                                In Jerusalem, in the garden where the Church of the Holy Sepulchre now stands, it seemed just another ordinary 'Sunday' morning. People were getting up for business in the normal way. However in the garden was one unimportant person, alone with her tears. The enemies of Jesus had won. There were no apostles even; they were silent or gone. But this most insignificant and unlikely person there, Mary of Magdala, remained faithful in love. She came to mourn at his tomb. For her too the whole drama had finished in tragedy. He was dead. It was over. But she had loved him too much to leave it at that, and  she was not going to let it all fizzle out impersonally. She was there before the dawn to mourn- a dawn that ushered in the beginning of the end of history!

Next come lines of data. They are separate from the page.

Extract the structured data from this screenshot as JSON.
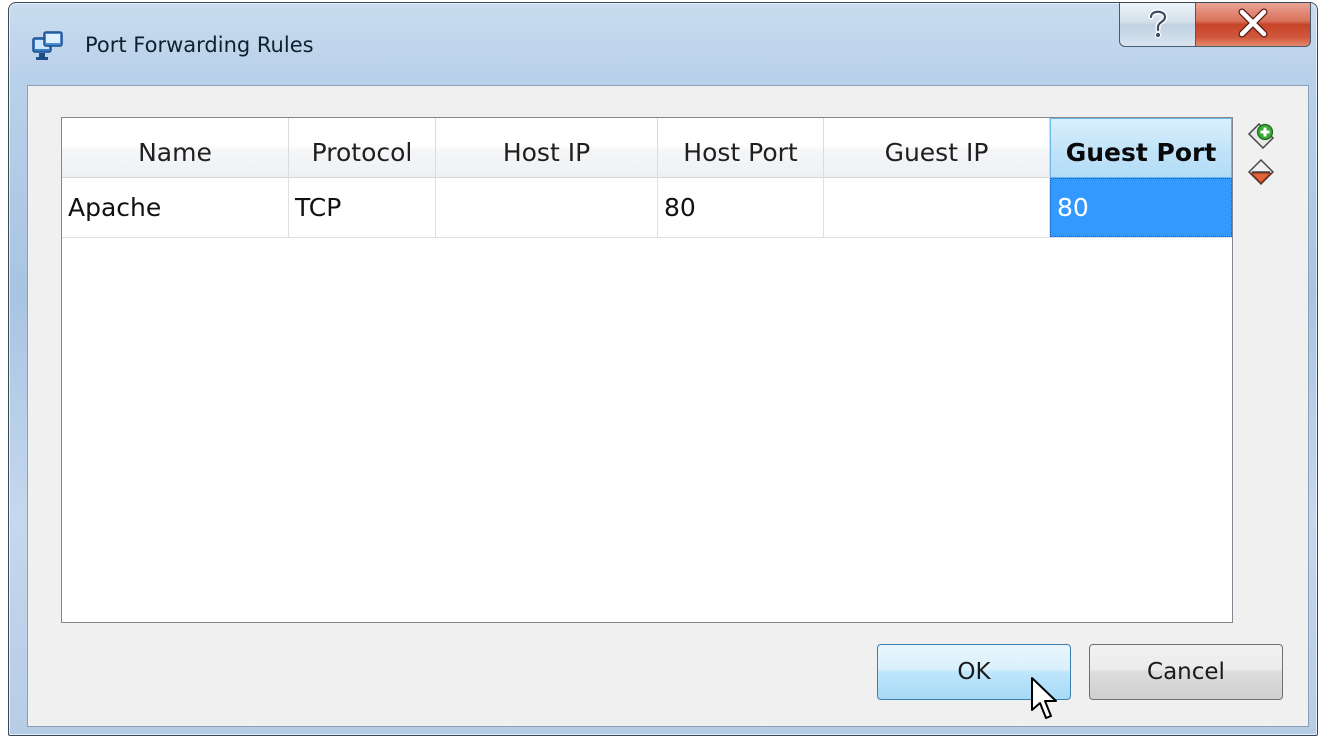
{
  "window": {
    "title": "Port Forwarding Rules",
    "help_glyph": "?",
    "close_glyph": "X"
  },
  "table": {
    "columns": [
      "Name",
      "Protocol",
      "Host IP",
      "Host Port",
      "Guest IP",
      "Guest Port"
    ],
    "active_column": "Guest Port",
    "rows": [
      {
        "name": "Apache",
        "protocol": "TCP",
        "host_ip": "",
        "host_port": "80",
        "guest_ip": "",
        "guest_port": "80"
      }
    ],
    "selected_cell": "guest_port"
  },
  "side_tools": {
    "add_icon": "add-rule-icon",
    "remove_icon": "remove-rule-icon"
  },
  "buttons": {
    "ok_label": "OK",
    "cancel_label": "Cancel"
  },
  "colors": {
    "selection": "#3399ff",
    "close_button": "#c64529",
    "active_header": "#c3e4f9"
  }
}
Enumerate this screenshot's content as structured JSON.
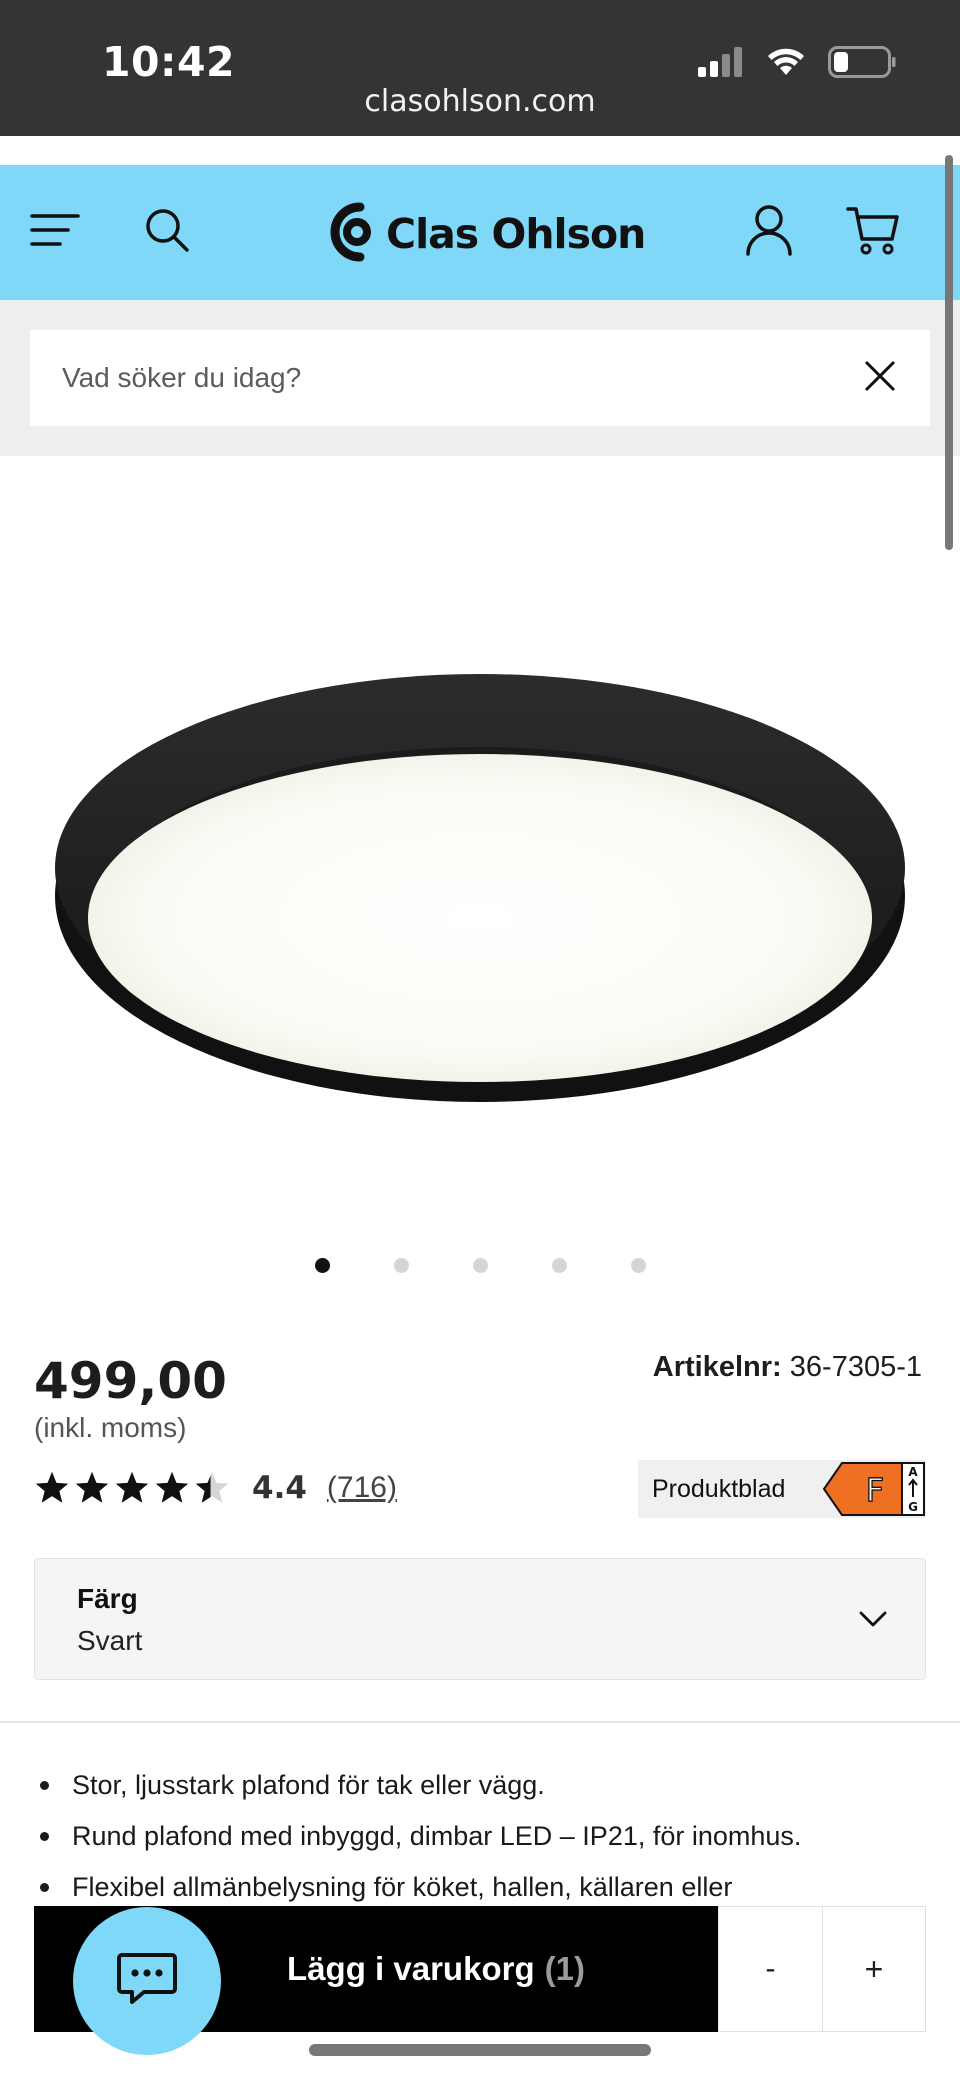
{
  "status_bar": {
    "time": "10:42",
    "url": "clasohlson.com",
    "icons": [
      "signal-icon",
      "wifi-icon",
      "battery-icon"
    ]
  },
  "header": {
    "brand": "Clas Ohlson",
    "bg_color": "#7fd8f8",
    "icons": [
      "menu-icon",
      "search-icon",
      "account-icon",
      "cart-icon"
    ]
  },
  "search": {
    "placeholder": "Vad söker du idag?",
    "value": ""
  },
  "gallery": {
    "image_count": 5,
    "active_index": 0
  },
  "product": {
    "price": "499,00",
    "price_note": "(inkl. moms)",
    "article_label": "Artikelnr:",
    "article_number": "36-7305-1",
    "rating_value": "4.4",
    "rating_stars": 4.4,
    "rating_count": "(716)",
    "produktblad_label": "Produktblad",
    "energy_class": "F",
    "energy_scale_top": "A",
    "energy_scale_bottom": "G",
    "energy_color": "#f07023"
  },
  "color_selector": {
    "label": "Färg",
    "value": "Svart"
  },
  "bullets": [
    "Stor, ljusstark plafond för tak eller vägg.",
    "Rund plafond med inbyggd, dimbar LED – IP21, för inomhus.",
    "Flexibel allmänbelysning för köket, hallen, källaren eller"
  ],
  "cart": {
    "add_label": "Lägg i varukorg",
    "quantity": "(1)",
    "minus": "-",
    "plus": "+"
  }
}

                          'Mary-Rabbouni'-they were naturally close once, but now it was experienced differently. 'My Father -and yours'. It was more than natural. It was more than ordinary. The whole drama of those silent and public years contains the meaning of human existence - can we but believe it. What Jesus was in all those years and what he made of life is our hope. What he underwent is fundamental to the resurrection. So when we are talking of his exchange with Mary Magdalene we are talking about you and me! We are talking about suffering and tears, and joy and hope, and values to live and die for. Nothing can or will destroy their meaning. Because he came back as flesh and blood, and said 'Peace be with you'. The morning tears in that garden-cemetery-quarry, were turned into unsurpassing joy. 'Do not detain me now, Mary.' It is resurrection. It is a new creation.

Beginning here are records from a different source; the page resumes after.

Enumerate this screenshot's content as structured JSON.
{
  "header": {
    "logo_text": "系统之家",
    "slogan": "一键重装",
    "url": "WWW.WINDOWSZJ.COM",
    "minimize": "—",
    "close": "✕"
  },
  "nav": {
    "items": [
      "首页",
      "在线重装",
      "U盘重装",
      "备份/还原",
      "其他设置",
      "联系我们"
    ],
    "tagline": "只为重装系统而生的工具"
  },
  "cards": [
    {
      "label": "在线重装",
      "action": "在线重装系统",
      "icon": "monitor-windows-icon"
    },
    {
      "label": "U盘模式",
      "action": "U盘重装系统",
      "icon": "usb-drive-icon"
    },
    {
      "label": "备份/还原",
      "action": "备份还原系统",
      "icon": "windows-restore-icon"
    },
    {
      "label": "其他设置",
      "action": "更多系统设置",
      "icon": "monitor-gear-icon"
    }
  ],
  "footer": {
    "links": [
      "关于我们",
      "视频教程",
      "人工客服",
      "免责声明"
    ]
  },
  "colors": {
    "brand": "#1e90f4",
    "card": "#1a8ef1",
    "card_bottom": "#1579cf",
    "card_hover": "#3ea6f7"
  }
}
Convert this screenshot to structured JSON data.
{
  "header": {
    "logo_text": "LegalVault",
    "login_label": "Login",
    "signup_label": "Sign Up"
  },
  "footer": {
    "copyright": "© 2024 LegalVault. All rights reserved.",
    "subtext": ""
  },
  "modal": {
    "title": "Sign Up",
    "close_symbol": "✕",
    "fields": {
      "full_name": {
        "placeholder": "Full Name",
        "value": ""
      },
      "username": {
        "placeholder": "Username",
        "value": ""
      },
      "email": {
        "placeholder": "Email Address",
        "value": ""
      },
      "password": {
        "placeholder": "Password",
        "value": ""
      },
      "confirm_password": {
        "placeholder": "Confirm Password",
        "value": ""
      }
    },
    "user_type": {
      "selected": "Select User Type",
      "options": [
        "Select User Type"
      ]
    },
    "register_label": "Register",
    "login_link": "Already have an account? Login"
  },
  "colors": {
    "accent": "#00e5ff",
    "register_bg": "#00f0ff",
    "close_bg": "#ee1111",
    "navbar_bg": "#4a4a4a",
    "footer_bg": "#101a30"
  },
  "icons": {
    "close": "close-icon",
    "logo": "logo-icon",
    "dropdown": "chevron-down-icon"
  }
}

                But that was then and realistically for those without faith nothing seems to have changed in history. The daily horrors are always there. The mystery of evil seems as impenetrable as ever. Human performance defies human imagination.  What has changed?

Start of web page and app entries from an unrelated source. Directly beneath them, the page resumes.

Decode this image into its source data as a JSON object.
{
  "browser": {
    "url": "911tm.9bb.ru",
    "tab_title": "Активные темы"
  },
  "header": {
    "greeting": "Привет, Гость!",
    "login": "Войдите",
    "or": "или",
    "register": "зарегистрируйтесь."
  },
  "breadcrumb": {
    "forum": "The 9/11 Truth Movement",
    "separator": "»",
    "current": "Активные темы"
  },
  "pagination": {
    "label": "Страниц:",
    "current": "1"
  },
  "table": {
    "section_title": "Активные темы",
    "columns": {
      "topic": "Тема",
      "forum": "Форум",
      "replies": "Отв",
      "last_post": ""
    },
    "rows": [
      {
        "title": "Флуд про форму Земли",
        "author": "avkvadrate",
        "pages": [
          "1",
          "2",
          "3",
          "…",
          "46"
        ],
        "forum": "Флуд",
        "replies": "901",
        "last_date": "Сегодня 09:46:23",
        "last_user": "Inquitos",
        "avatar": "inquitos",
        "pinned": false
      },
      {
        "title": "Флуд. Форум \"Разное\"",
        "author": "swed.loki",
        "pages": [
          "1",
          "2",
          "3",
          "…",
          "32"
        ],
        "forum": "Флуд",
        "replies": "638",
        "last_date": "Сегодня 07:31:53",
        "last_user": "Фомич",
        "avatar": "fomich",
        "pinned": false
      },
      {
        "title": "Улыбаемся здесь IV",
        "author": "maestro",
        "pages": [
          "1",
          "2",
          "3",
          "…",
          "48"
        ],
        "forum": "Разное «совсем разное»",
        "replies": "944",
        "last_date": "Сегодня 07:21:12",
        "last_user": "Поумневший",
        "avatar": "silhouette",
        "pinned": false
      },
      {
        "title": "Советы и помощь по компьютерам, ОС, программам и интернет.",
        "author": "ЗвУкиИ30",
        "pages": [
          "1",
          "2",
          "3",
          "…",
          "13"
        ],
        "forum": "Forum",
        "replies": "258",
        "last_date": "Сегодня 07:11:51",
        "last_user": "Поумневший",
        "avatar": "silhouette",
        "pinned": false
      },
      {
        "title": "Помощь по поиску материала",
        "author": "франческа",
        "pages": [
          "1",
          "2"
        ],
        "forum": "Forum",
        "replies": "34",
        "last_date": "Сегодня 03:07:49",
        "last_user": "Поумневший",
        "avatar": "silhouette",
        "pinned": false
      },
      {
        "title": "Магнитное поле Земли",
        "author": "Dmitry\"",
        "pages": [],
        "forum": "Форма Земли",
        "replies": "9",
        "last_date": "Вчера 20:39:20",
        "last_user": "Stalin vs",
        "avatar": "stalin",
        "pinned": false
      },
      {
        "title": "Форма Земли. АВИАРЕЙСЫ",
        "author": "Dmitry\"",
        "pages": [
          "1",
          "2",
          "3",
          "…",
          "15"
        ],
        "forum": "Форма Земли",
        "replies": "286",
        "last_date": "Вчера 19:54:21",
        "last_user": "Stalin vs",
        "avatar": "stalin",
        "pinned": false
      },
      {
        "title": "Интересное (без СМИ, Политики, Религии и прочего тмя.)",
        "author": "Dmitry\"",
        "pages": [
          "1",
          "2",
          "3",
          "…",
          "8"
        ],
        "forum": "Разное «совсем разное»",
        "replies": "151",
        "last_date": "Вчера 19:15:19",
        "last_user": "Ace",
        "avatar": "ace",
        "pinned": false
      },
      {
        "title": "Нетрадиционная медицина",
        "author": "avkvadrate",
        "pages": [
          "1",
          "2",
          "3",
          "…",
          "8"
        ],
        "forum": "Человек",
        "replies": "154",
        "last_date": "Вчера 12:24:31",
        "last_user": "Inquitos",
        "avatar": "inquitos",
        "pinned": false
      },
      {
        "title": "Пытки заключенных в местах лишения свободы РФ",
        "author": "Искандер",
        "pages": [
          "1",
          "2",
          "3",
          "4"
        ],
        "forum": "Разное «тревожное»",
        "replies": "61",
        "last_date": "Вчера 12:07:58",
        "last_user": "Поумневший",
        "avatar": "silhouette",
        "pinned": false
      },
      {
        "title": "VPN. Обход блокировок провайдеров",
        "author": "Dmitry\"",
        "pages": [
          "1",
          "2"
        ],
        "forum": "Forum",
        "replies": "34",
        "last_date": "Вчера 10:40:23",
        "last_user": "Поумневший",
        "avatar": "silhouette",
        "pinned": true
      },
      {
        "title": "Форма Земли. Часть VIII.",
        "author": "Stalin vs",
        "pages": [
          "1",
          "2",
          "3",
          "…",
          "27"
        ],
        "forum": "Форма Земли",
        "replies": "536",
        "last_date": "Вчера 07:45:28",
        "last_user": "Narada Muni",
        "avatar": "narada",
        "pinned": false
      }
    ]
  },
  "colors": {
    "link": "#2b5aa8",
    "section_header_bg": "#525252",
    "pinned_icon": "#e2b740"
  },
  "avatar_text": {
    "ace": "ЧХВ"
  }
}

                He who underwent death is alive to endless ages (Rev 1:18). Through the tears love triumphs. Goodness is safe in God's hands. We all have our Easters after our Good Fridays. We have been hearing this just now after the loss of the German Wings plane in the Alps. Ordinary words do not suffice on such occasions; many French and German and Spanish mourners came together in church and chapel and comforted each other in prayer. While we see Christians shockingly targeted now in Kenya and Nigeria and Pakistan and in several countries in the Middle East we are constantly reminded by them and their leaders that we are all children of a loving Father and to identify with them. We are encouraged to live in our own communities as loving sisters and brothers. At Easter especially we experience the tradition and history and actuality of the faith we profess. We  are following in a wonderful tradition of goodness as we try to live as a community of reconciliation and love. Gratitude and thanks are uppermost in our minds at this time of the year. And so we celebrate joyously, wearing our best apparel, and  putting beautiful flowers everywhere, and eating and dinking gladly. And praying for all those who are less well off than ourselves. A very happy feast to you all.  Amen.                                                                  

-Fr. Richard J. Taylor